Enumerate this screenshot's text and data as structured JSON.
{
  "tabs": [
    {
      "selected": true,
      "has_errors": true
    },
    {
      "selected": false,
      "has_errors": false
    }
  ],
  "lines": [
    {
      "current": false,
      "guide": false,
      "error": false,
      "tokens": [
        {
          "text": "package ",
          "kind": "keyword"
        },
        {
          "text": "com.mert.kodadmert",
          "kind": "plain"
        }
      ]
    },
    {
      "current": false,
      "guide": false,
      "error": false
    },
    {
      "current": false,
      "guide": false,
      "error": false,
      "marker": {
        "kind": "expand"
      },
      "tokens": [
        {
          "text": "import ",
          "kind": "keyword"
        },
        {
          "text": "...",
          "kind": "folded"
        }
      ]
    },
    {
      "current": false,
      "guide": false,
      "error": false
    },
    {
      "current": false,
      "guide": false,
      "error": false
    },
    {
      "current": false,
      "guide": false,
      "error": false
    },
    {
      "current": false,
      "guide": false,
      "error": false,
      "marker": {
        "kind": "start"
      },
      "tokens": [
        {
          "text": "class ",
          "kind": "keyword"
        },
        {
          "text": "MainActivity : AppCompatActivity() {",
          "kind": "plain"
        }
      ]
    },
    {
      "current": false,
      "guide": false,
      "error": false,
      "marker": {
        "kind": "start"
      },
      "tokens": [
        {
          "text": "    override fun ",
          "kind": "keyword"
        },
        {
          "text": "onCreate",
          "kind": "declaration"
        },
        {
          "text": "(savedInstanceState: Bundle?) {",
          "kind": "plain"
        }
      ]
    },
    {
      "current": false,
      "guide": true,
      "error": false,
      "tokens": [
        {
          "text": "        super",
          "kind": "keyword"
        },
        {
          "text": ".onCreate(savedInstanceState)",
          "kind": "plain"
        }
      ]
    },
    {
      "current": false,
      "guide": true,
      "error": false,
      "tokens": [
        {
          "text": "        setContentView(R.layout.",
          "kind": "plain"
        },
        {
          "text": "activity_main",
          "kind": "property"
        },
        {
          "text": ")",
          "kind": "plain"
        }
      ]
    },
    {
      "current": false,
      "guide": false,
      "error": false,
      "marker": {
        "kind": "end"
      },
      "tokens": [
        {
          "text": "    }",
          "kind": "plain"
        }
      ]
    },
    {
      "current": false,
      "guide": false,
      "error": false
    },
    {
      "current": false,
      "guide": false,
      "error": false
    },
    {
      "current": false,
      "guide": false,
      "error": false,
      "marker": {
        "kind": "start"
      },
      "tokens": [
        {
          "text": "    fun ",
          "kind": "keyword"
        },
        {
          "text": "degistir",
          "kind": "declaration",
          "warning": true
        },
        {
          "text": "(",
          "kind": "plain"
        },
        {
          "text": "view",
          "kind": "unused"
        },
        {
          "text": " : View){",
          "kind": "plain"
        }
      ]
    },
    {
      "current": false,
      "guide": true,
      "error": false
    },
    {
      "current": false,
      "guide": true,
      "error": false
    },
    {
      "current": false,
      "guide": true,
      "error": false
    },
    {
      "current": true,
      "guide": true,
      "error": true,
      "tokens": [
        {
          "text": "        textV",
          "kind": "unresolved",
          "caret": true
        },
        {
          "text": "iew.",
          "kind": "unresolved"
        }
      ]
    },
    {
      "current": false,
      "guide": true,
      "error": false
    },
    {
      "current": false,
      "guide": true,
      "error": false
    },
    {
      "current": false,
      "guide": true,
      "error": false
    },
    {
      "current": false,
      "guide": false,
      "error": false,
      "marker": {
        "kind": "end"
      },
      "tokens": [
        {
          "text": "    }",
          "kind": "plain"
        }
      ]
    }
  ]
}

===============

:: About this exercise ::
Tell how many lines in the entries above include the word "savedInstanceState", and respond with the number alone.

:: Exercise solution ::
2